Did you find similar mechanics in nMage? I haven’t read through my copy thoroughly– did Hubris or other mechanics fill the gap?
Good stuff! I went back and read all the previous blog posts on running a roleplaying-intensive game.
My question is this (and I’d love for it to be addressed as a separate post): How do you start a roleplaying-intensive game with players who are not only new to roleplaying but to table-top RPGs?
I’m looking to start a game with four relatively new players. Two are in my 4e game and have played about 6 sessions. Both have taken well to roleplaying encouragement and are getting into it. This is has shown bigtime in their co-mingled backgrounds for their Arcanist and Executioner (I’m starting up an Iron Heroes campaign). The other two, however, have never played a TT game. . . they’ve only played WoW.
The one thing I’m going to do is de-emphasize the rules/mechanics. Ie, “Tell me what you want to do and I’ll tell you what you need to do to make it happen” (if it involves rolls/rules).
@Martin — I’ve seen “drift” used a lot over at the Forge and Story Games. Here’s a (albeit complex) definition in the Forge glossary:
The second part is how I usually see it used: “deciding to ignore or alter the use of a given rule”
@Scott Martin – I haven’t used either of my driftable mechanics examples — and it’s actually the only one of the 12 steps I haven’t used myself at all in this chronicle.
Looking back on the chronicle so far, the DoW system would actually have come in handy, but I have a great group — they’ve done really well at roleplaying their intra-party conflicts without a system.
There’s nothing really comparable in nMage, no; I didn’t want to tie the whole post series directly to my own game, just use it as the baseline for my observations. (The Hubris — now Wisdom — system does fit nicely with the idea of encouraging roleplaying through mechanics.)
@Rafe – I’d start by making sure that’s something that the two non-gamers are interested in, and that will work for them. I’d also recommend running a one shot, so they can experiment with no lasting consequences, and I’d strongly consider running that one shot with a system other than D&D.
As a system, D&D isn’t great at encouraging roleplaying — that doesn’t mean you can’t roleplay the heck out of a D&D game, just that the system itself doesn’t help you much. White Wolf offers a host of free one shots for their nWoD line that include quickstart rules; you might also consider something like Spirit of the Century.
@Rafe – I love Iron Heroes, but I don’t think it’s the game to pick if you plan to de-emphasize mechanics. It’s a pretty crunchy game, and with token pools and especially all the stuff the arcanists have going on, it’ll be hard to keep track of the players’ characters for them.
That said, I don’t think it’s a bad first choice at all.

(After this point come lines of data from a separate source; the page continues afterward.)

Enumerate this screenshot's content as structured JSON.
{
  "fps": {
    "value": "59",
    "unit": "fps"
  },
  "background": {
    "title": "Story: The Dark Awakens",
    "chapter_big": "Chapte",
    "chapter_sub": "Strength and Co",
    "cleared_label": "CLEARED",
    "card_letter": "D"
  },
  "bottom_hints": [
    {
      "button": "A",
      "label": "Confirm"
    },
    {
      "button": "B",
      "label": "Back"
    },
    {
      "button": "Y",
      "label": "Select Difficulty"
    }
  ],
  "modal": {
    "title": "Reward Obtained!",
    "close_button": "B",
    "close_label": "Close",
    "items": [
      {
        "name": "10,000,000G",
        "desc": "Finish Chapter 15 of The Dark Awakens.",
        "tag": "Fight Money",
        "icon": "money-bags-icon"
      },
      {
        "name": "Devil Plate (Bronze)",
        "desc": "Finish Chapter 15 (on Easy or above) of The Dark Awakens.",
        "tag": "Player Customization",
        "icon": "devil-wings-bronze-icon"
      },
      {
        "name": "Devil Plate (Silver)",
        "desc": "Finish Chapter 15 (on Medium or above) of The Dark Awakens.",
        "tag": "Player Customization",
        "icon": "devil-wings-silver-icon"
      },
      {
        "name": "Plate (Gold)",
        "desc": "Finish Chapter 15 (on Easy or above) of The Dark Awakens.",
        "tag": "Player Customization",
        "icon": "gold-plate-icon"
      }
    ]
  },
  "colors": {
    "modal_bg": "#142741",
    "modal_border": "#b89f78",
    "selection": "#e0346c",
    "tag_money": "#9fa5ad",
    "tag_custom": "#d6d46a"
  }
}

I’m in a roleplaying-intensive game of Iron Heroes right now, with two guys who’ve never gamed before. One of them still mostly sticks to “I hit it with my axe,” but the other one spends more time by far dreaming up moving speeches than he does rolling dice.

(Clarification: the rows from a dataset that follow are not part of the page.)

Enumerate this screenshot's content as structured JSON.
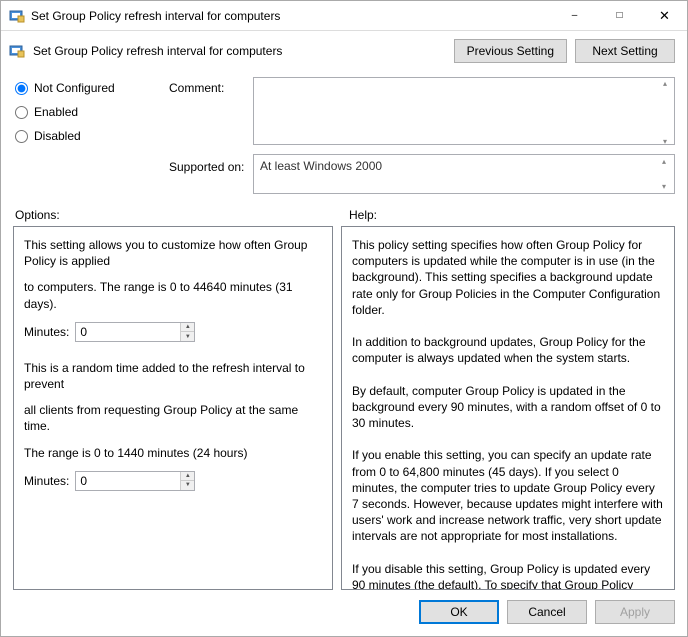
{
  "window": {
    "title": "Set Group Policy refresh interval for computers"
  },
  "header": {
    "title": "Set Group Policy refresh interval for computers",
    "prev": "Previous Setting",
    "next": "Next Setting"
  },
  "state": {
    "not_configured": "Not Configured",
    "enabled": "Enabled",
    "disabled": "Disabled",
    "selected": "not_configured"
  },
  "labels": {
    "comment": "Comment:",
    "supported": "Supported on:",
    "options": "Options:",
    "help": "Help:",
    "minutes": "Minutes:"
  },
  "comment": "",
  "supported_on": "At least Windows 2000",
  "options": {
    "intro1": "This setting allows you to customize how often Group Policy is applied",
    "intro2": "to computers. The range is 0 to 44640 minutes (31 days).",
    "minutesA": "0",
    "mid1": "This is a random time added to the refresh interval to prevent",
    "mid2": "all clients from requesting Group Policy at the same time.",
    "mid3": "The range is 0 to 1440 minutes (24 hours)",
    "minutesB": "0"
  },
  "help_text": "This policy setting specifies how often Group Policy for computers is updated while the computer is in use (in the background). This setting specifies a background update rate only for Group Policies in the Computer Configuration folder.\n\nIn addition to background updates, Group Policy for the computer is always updated when the system starts.\n\nBy default, computer Group Policy is updated in the background every 90 minutes, with a random offset of 0 to 30 minutes.\n\nIf you enable this setting, you can specify an update rate from 0 to 64,800 minutes (45 days). If you select 0 minutes, the computer tries to update Group Policy every 7 seconds. However, because updates might interfere with users' work and increase network traffic, very short update intervals are not appropriate for most installations.\n\nIf you disable this setting, Group Policy is updated every 90 minutes (the default). To specify that Group Policy should never be updated while the computer is in use, select the \"Turn off",
  "footer": {
    "ok": "OK",
    "cancel": "Cancel",
    "apply": "Apply"
  }
}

@ben robbins – Interesting — that’s definitely not a definition I’ve heard before. Since it’s specifically tied to Forge Theory, that’s probably why — there’re huge chunks of that I’, not familiar with.
@Swordgleam & Martin: Good advice re: Iron Heroes. I had definitely considered something else, but I don’t really feel up to a Star Wars game and player interest there was only so-so. They wanted fantasy since they’re all fans of that genre (and the two brand-new players know it via pop culture and WoW). Selfishly, I didn’t want a generic D&D game as I’m not very fond of high fantasy.

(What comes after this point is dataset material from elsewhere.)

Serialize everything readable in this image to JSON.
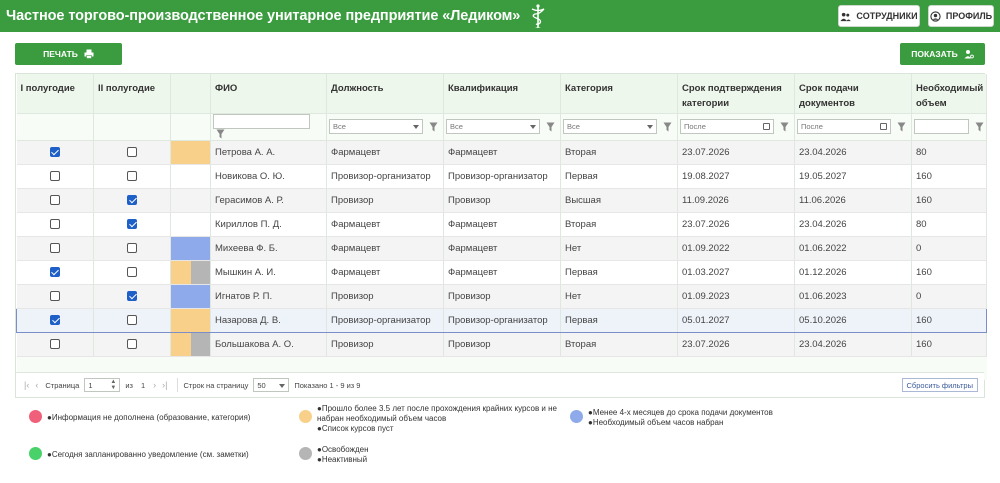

The options, as far as I was concerned, were Iron Heroes or Black Company. I moved away from Black Company as the magic rules are more complex than Iron Heroes but given the rest of the crunch in IH… I may reconsider my decision. I may simply “drift” the tokens mechanic from IH to BC in the form of generic action points (try something dynamic/cool, receive an action point token), group skills in the same manner and up feat acquisition to every other level as per 4e and IH.